Go through the records below and report each line with "heading" in it.

- [THE RECORDS]:
• • • •
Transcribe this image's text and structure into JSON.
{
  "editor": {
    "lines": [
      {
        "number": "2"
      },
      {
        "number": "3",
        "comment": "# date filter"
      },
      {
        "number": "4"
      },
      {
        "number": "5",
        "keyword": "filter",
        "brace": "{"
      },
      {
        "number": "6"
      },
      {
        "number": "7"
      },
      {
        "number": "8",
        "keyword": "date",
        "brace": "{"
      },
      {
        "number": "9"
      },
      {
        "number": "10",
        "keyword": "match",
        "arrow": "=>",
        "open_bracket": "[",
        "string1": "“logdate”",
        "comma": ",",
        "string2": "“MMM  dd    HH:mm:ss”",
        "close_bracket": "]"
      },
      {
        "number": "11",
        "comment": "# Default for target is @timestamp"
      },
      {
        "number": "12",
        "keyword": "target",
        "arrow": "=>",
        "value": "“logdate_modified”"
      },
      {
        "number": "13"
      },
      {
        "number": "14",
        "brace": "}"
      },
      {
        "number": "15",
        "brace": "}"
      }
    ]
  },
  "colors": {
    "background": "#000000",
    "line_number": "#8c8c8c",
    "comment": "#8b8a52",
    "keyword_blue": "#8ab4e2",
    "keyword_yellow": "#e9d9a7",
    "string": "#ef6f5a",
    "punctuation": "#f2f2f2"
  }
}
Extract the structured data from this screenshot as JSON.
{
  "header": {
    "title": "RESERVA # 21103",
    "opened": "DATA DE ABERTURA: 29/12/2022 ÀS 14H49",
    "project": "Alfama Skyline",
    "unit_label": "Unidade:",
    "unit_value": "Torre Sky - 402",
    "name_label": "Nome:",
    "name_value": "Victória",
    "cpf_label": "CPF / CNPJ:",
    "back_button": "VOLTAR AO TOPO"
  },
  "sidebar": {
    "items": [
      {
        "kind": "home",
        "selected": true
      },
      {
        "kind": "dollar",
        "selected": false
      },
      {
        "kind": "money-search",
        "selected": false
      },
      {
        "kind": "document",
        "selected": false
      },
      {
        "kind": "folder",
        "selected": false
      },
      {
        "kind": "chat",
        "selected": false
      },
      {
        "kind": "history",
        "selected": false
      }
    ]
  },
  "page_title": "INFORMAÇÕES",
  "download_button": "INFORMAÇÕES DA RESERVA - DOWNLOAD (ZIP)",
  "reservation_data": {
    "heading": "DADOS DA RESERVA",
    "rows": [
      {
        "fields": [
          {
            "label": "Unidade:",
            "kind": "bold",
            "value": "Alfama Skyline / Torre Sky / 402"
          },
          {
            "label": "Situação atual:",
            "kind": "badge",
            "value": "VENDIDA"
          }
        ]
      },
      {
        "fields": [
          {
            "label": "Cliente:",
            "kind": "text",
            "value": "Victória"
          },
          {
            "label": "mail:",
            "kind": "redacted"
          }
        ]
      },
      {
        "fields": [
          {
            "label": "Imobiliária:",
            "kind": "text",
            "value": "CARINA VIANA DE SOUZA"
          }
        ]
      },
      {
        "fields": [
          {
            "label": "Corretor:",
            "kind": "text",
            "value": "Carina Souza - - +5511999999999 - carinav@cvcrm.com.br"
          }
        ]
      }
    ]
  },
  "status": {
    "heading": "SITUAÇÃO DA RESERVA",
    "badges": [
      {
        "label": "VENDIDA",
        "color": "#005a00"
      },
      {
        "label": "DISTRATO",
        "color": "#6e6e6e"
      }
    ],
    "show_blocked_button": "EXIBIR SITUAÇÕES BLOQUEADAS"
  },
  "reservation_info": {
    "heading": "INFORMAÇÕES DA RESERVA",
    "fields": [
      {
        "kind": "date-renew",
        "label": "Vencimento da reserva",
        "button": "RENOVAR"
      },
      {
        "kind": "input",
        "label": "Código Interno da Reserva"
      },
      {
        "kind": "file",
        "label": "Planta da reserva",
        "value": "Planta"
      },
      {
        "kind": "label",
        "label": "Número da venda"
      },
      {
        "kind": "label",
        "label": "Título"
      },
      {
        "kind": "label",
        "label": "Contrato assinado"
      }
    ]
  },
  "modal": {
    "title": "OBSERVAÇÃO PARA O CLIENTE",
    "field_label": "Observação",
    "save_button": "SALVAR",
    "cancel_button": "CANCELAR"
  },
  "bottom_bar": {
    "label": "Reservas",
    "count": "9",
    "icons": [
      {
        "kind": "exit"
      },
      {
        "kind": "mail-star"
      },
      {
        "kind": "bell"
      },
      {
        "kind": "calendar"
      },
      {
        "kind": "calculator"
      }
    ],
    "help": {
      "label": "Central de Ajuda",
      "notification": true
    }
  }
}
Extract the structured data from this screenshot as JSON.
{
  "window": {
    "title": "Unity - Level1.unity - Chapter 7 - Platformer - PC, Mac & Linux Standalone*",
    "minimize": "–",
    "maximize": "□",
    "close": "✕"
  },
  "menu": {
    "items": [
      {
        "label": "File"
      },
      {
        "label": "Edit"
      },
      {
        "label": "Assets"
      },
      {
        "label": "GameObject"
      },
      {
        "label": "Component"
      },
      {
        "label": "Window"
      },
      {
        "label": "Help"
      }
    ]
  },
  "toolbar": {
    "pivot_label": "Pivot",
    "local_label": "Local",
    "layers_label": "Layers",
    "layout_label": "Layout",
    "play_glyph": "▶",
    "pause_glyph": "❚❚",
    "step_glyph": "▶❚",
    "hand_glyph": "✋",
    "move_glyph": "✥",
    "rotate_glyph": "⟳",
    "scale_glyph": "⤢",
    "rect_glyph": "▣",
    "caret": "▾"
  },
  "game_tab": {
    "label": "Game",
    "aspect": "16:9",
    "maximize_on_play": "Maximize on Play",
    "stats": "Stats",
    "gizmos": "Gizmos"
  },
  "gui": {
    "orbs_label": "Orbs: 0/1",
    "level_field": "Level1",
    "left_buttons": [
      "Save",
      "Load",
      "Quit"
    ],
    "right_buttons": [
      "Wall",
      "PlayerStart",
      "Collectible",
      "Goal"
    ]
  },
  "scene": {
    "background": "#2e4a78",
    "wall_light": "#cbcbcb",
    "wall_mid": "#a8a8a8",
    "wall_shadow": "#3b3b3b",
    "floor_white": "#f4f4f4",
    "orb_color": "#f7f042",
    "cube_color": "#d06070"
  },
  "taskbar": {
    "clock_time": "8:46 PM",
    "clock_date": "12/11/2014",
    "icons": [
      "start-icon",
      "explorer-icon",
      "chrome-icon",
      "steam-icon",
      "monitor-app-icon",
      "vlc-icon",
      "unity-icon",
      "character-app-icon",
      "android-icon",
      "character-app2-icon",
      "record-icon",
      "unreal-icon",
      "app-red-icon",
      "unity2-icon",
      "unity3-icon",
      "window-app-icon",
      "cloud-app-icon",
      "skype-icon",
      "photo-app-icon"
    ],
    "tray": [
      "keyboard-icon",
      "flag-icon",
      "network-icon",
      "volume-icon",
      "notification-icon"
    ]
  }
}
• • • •
- [SOLVED EXERCISE]:
    "heading": "DADOS DA RESERVA",
    "heading": "SITUAÇÃO DA RESERVA",
    "heading": "INFORMAÇÕES DA RESERVA",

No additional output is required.